Jewish Apple Cake
This Jewish Apple Cake is a wonderfully dense and moist cake batter studded with tons of cinnamon-sugar coated apples. It’s the perfect fall dessert for any occasion!
I know that fall doesn’t OFFICIALLY begin until next Friday (September 22nd), but I’m totally in the camp that once Labor Day is in the rearview mirror, all bets are off on apple and cinnamon and hot chocolate and jeans, hoodies, and blankets. Bring it all on!
I’m ringing in apple season this year with this absolutely spectacular Jewish apple cake. It was sent to me last summer by a reader, Linda, who said she had been making it for years and that it’s a big family favorite. Thank you, Linda, for sending this amazing recipe over! There are countless recipes for Jewish apple cakes floating around online, and you may have your own version, but if you’ve never tried one, this is an absolutely phenomenal apple cake that’s perfect for any fall occasion.
You start with a TON of granny smith apples (perfect if you plan an apple picking trip!) and toss them in sugar and cinnamon. While they’re taking a cinnamon-sugar bath, mix up the cake batter. The mixing method is a little different, as you add the eggs last, and it’s a thick batter, but trust me, this works!
When Linda emailed me the recipe, she said that she intentionally “ribbons” her batter in layers over the apples without covering them completely so that the cake has apples all throughout and not distinct layers of cake and apple. It totally worked with mine (as you can see), and I just loved having chunks of apples in every single bite!
The crumb of this cake is compact but OH SO velvety smooth and super moist. Linda talked about how much her family loved the crust on this cake and I agree – I think it was my favorite part! The texture of the cake really reminded me of the Russian pound cake that my aunt and grandma used to make around the holidays (I need to resurrect that cake!).
Linda said that this particular recipe is from Chef Robert Bennett of Classic Bakery in Cherry Hill, New Jersey; when I Googled “Jewish apple cake” I found tons of recipes nearly identical to this one, so it may be one of those recipes that has been floating around in grandmas’ kitchens for decades!
If you need something a little extra special in the dessert department this fall, give this Jewish apple cake a try – it’s dessert comfort food at its best.
And if you have your own recipe for Jewish apple cake, I’d love to hear how it’s similar or different to this one! Tell me all about it!
Five years ago: Oatmeal-Raisin Ice Cream
This Jewish Apple Cake is a wonderfully dense and moist cake batter studded with tons of cinnamon-sugar coated apples. It's the perfect fall dessert for any occasion!
Preheat oven to 350 degrees F. Grease and flour a 10-inch tube pan
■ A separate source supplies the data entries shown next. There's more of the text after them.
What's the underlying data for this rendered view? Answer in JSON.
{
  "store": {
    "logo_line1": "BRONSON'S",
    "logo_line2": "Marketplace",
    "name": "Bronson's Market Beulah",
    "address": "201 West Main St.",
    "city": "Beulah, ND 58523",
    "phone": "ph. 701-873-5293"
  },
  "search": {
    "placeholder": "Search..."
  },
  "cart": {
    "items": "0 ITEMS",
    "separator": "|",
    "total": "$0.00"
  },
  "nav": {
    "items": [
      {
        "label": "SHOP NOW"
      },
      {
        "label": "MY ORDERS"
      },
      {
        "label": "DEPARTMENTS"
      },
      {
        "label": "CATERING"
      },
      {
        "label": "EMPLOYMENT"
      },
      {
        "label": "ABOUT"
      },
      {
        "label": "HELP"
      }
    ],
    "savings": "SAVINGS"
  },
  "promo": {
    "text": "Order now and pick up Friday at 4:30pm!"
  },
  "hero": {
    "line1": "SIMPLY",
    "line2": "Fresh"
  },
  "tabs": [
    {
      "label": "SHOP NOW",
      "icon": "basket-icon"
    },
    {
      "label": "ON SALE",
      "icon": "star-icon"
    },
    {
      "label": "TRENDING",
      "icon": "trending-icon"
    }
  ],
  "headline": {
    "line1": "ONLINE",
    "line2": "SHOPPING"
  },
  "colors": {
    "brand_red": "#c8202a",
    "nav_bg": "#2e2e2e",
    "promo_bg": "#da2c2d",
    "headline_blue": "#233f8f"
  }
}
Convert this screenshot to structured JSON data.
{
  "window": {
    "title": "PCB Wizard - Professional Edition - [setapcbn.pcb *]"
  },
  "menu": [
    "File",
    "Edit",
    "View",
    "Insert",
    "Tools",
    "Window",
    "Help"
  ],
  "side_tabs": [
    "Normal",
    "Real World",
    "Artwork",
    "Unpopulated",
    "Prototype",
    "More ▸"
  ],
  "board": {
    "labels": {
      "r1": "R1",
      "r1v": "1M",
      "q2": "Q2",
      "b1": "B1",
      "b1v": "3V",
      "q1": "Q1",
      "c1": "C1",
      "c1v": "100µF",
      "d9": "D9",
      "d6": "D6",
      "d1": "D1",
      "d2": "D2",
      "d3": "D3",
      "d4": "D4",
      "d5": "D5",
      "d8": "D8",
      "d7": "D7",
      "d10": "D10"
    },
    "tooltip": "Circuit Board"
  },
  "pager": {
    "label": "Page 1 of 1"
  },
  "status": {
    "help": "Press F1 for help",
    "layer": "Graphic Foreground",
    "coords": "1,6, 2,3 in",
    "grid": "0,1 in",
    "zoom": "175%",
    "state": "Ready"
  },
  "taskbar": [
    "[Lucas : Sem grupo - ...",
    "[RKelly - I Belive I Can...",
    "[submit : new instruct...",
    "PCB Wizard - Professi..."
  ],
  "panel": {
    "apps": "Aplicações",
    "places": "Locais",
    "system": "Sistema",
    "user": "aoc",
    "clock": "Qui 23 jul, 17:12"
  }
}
Prepare the Apples: In a large bowl, toss the chopped apples with the sugar and cinnamon. Set aside.
Prepare the Cake Batter: In a large bowl, whisk together the flour, baking powder and salt.
In a medium bowl, whisk together the sugar, vegetable oil, orange juice, and vanilla extract. Add the wet ingredients to the flour mixture and stir to combine with a spatula or wooden spoon.
Add the eggs to the mixture one at a time, mixing well after each addition (the batter will start out very thick, but will get looser and easier to mix as you continue to add the eggs). Scrape down the sides and bottom of the bowl to ensure that all of the ingredients are fully incorporated.
Add a thin layer of the cake batter to the bottom of the pan, then add one-quarter of the apples on top of the batter. Ribbon one-quarter of the remaining cake batter over top of the apples; the batter should not completely cover all of the apples (it will spread when baking). Repeat three more times with the remaining apples and cake batter, ending with a layer of cake batter, but again it will not totally cover the apples, that's okay!
Bake for 1 hour 30 minutes, or until a skewer inserted into the center comes out clean. Cool to room temperature before serving. Leftovers can be stored at room temperature for up to 5 days.
- I used a slotted spoon to transfer the apples so that not too much juice transferred, but there still was some and it didn't appear to negatively affect the cake at all.
- You could also use a standard-size Bundt pan if you do not have a tube pan.
Nutritional values are based on one serving
Saturated fat: 2g
Vitamin A: 2.8%
Vitamin C: 8.2%
Did you make this recipe?
Leave a review below, then snap a picture and tag @thebrowneyedbaker on Instagram so I can see it!